- First Name
- Sep 4, 2019
- Reaction score
- Patterson, ca
- 2019 jlur
We are kidding ourselves if we think any kit, or even the oem suspension was perfectly engineered. Almost none of the kits from budget spacer to $4k+ system address the roll center in the front as changing the track bar angle requires changing the drag link angle to match. A lot of the kits raise the rear track bar mount to help with the roll center. The bracket to do the same can be had for as little as $50 from various sources. Adjustable control arms will do very little to address any geometry other than caster angle. Toe won’t change regardless of lift, as the tie rod isn’t effected (not to mention the oem is adjustable). A perfect example of the fallacy of oem engineering, all models run the same suspension components aside from springs. A sport sits ~2-2.5” lower than an XR and yet they run the same control arms? Obviously better shocks are an improvement, but a budget boost with shock extensions is no worse than stock. If you want to go 3+” you’ll need to do a lot more toward suspension geometry, but a budget boost is no different performance wise than a stock XR in my opinion. If we are pretending stock was some gold standard of engineering, it fits the bill(and is easily improved upon). We started out with a budget boost and have since made multiple changes, some for driveability, some for off road performance, some for durability, and some for all of the above. We are now at ~4” of lift, front drive shaft is replaced for improved down travel. Rock sport shocks, budget friendly long travel. Synergy drag link flip and track bar relocation bracket for improved droop, better roll center, and improved steering angle. Rubicon express adjustable LCA’s up front for better caster, more flex, and added strength. Rear track bar frame side drop bracket for better roll center and more down travel. With the new springs and all the other upgrades we are at ~$2k in to the suspension, but the front drive shaft and steering correction doesn’t come with even the most expensive kits out there. Jeep drives, handles, and performs well. Off the shelf kits are built to be “good enough” and leave plenty of room for improvement just like the oem in my experience. Of course your expensive kit will have better control arms and joints than my still stock front uppers and rear upper and lowers, but that does nothing for the geometry.When you change one item on the suspension all the specs will have new measurements. Sure the budget can do it’s it’s best to put back into almost oem alignment. A good lift will have 500k miles of on/off road R&D and will need over a year of testing.
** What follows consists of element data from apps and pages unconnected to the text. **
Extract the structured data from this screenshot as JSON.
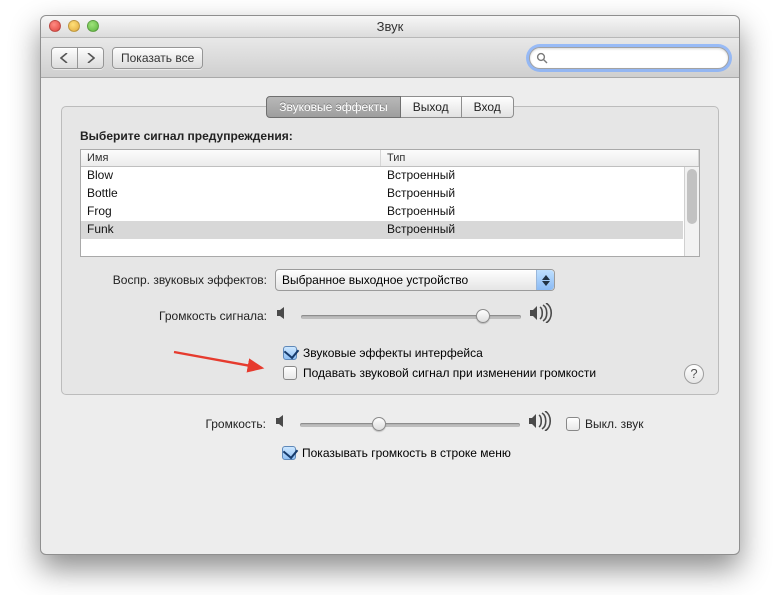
{
  "window": {
    "title": "Звук"
  },
  "toolbar": {
    "back_aria": "Назад",
    "forward_aria": "Вперед",
    "show_all": "Показать все",
    "search_placeholder": ""
  },
  "tabs": {
    "effects": "Звуковые эффекты",
    "output": "Выход",
    "input": "Вход"
  },
  "alerts": {
    "choose_label": "Выберите сигнал предупреждения:",
    "col_name": "Имя",
    "col_type": "Тип",
    "rows": [
      {
        "name": "Blow",
        "type": "Встроенный"
      },
      {
        "name": "Bottle",
        "type": "Встроенный"
      },
      {
        "name": "Frog",
        "type": "Встроенный"
      },
      {
        "name": "Funk",
        "type": "Встроенный"
      }
    ],
    "selected_index": 3
  },
  "play_through": {
    "label": "Воспр. звуковых эффектов:",
    "value": "Выбранное выходное устройство"
  },
  "alert_volume_label": "Громкость сигнала:",
  "ui_effects_label": "Звуковые эффекты интерфейса",
  "feedback_label": "Подавать звуковой сигнал при изменении громкости",
  "help_symbol": "?",
  "main_volume_label": "Громкость:",
  "mute_label": "Выкл. звук",
  "show_in_menu_label": "Показывать громкость в строке меню"
}
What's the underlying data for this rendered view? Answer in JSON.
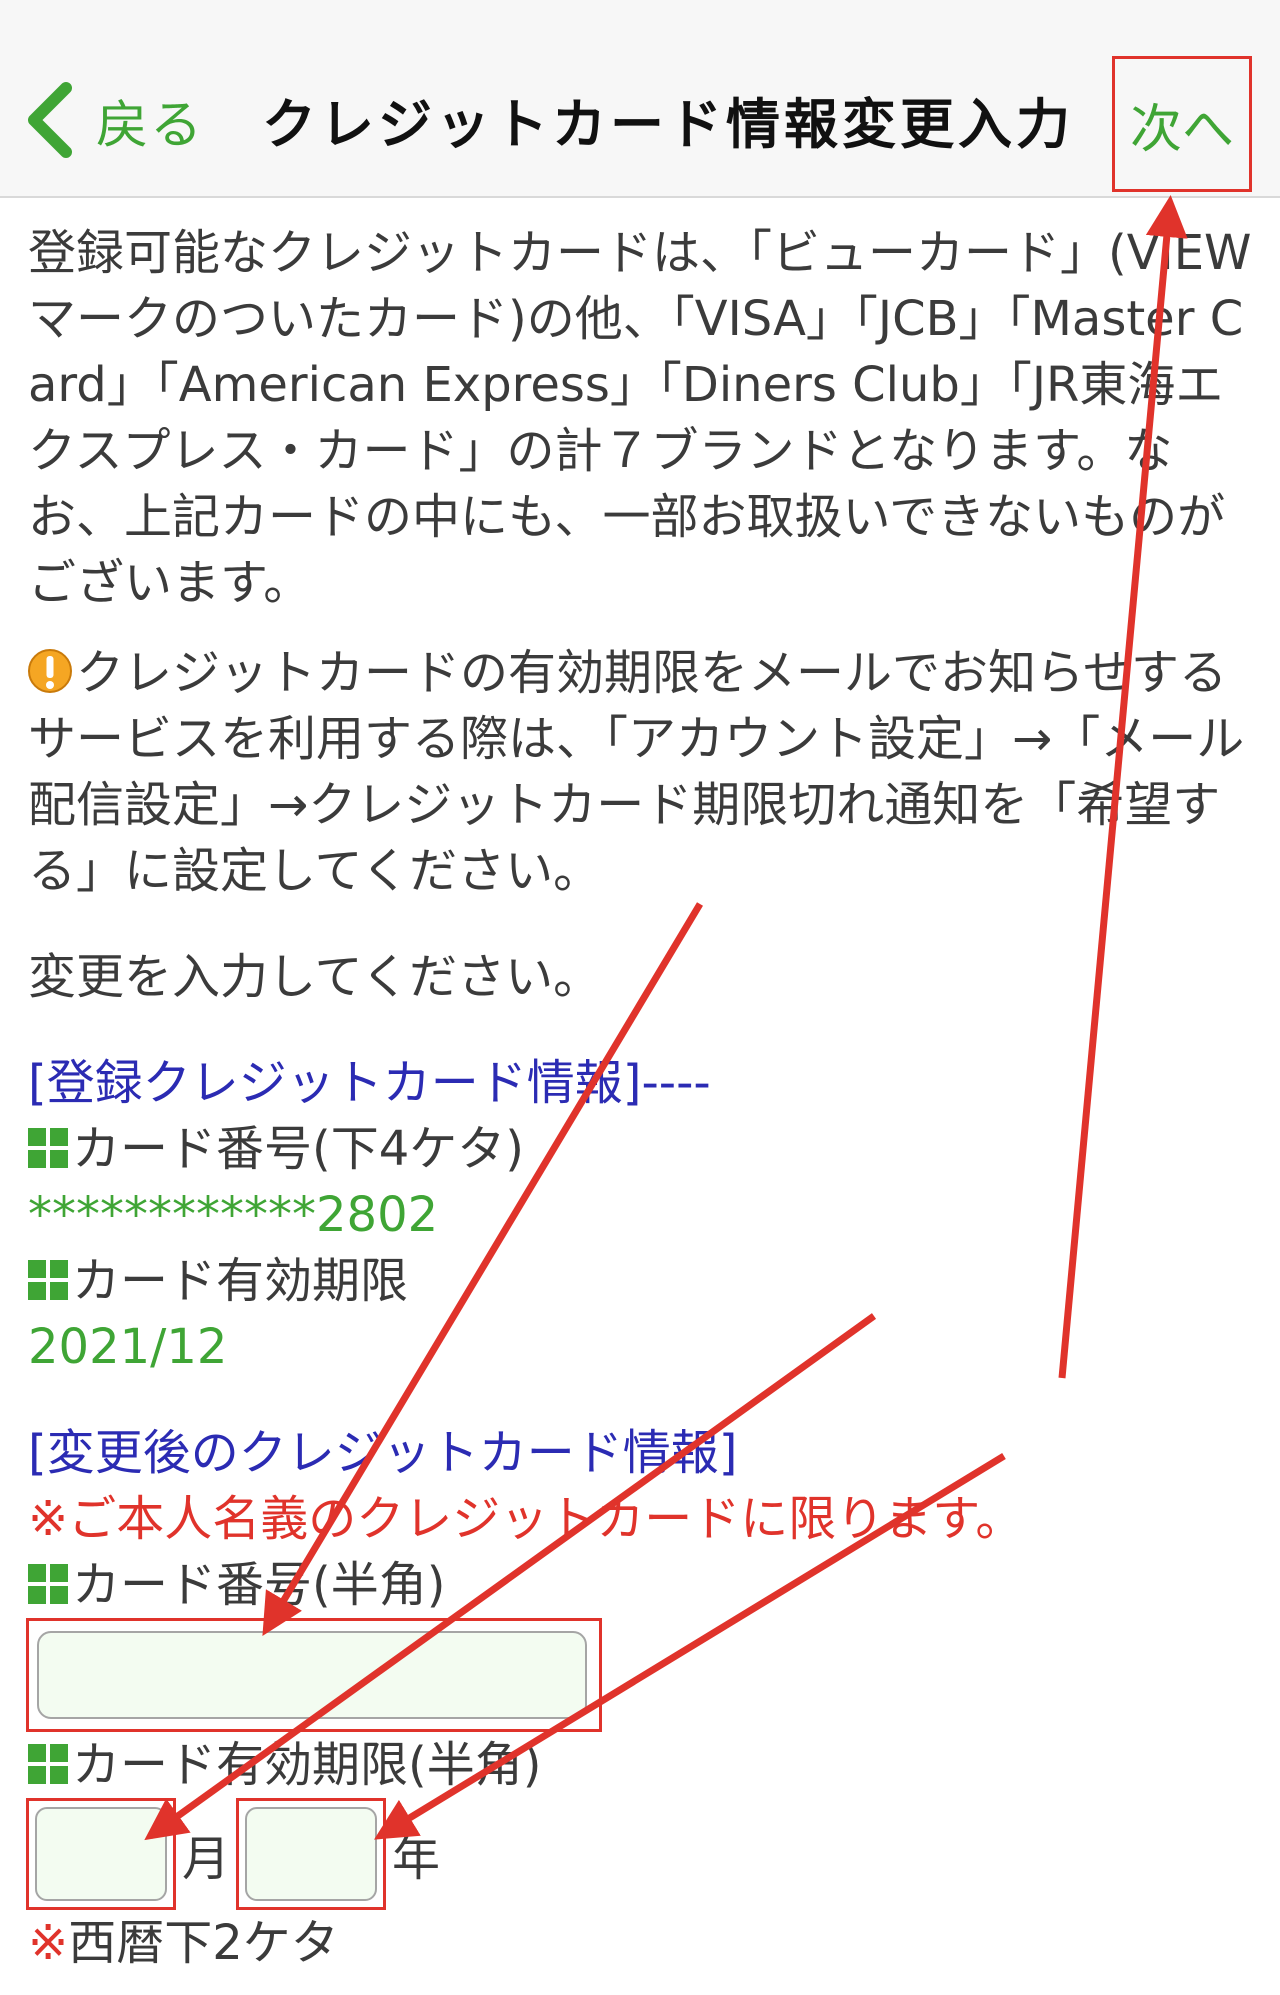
{
  "header": {
    "back_label": "戻る",
    "title": "クレジットカード情報変更入力",
    "next_label": "次へ"
  },
  "intro": {
    "text": "登録可能なクレジットカードは、「ビューカード」(VIEWマークのついたカード)の他、「VISA」「JCB」「Master Card」「American Express」「Diners Club」「JR東海エクスプレス・カード」の計７ブランドとなります。なお、上記カードの中にも、一部お取扱いできないものがございます。"
  },
  "notice": {
    "text": "クレジットカードの有効期限をメールでお知らせするサービスを利用する際は、「アカウント設定」→「メール配信設定」→クレジットカード期限切れ通知を「希望する」に設定してください。"
  },
  "instruction": "変更を入力してください。",
  "registered": {
    "heading": "[登録クレジットカード情報]----",
    "card_number_label": "カード番号(下4ケタ)",
    "card_number_value": "************2802",
    "expiry_label": "カード有効期限",
    "expiry_value": "2021/12"
  },
  "new_card": {
    "heading": "[変更後のクレジットカード情報]",
    "notice": "※ご本人名義のクレジットカードに限ります。",
    "card_number_label": "カード番号(半角)",
    "card_number_value": "",
    "expiry_label": "カード有効期限(半角)",
    "month_value": "",
    "month_unit": "月",
    "year_value": "",
    "year_unit": "年",
    "year_hint_mark": "※",
    "year_hint": "西暦下2ケタ"
  },
  "colors": {
    "accent_green": "#3fa535",
    "link_blue": "#2b2bb3",
    "alert_red": "#e0332b",
    "input_bg": "#f3fcf1"
  },
  "icons": {
    "back": "chevron-left-icon",
    "warning": "warning-icon",
    "bullet": "green-square-icon",
    "annotation": "red-arrow"
  }
}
Roll Center - Both front and rear suspensions have a Roll Center. This is an imaginary point around which the body of the car will rotate in a turn. The attachment points of the suspension components determine the Roll Center.
Roll Axis - A line between the front & rear Roll Centers.
CG (Center of Gravity) - The center point of the vehicle's mass.
Understeer - When the front tires lose traction first.
Oversteer - When the rear tires lose traction first.
Neutral Steer - The ideal balance when the front & rear tires gradually give up traction at an equal rate.
Spring Rate - Expressed in pounds per inch, it is the force necessary to compress the spring, i.e. a 200 lb spring requires 200 lbs to compress it 1 inch, 400 lbs to compress it 2 inches, etc.
Motion Ratio - Specifically we usually refer to the relationship between the motion of the wheel and the motion of the spring; i.e. If the spring is half the distance from the control arm pivot as the wheel is, the motion ratio relative to the wheel is .5 to 1.
Wheel Rate - The combined effect of spring rate, motion ratio, friction and/or binding of other suspension components measured at the wheel
Roll Bind - Any binding of suspension components that occurs as the body of the car leans over in a turn
Roll Steer - Generally refers to a steering effect on the rear axle as the car leans over in a corner. Caused by the rear control arms pivoting around their forward mounting point, drawing the axle forward as the arm moves up or down.
Bumpsteer - Toe change as the suspension moves up & down
Ackerman - Or in other words Toe out in turns. When turning the inside tire must turn more than the outer tire because it is turning on a smaller radius
Camber - Expressed in degrees, it is how much the tire leans in or out
Caster - The forward inclination of the spindle or strut - like the forks on a bicycle
Toe - The difference in the distance between the leading and trailing edge
Testing and making sure the geometry for all the above is on point takes time.
The Bronco is cheaper than the Jeep when comparing MSRP, mine is about $2k less. I had no issues with how my 12 Rubicon drove on road.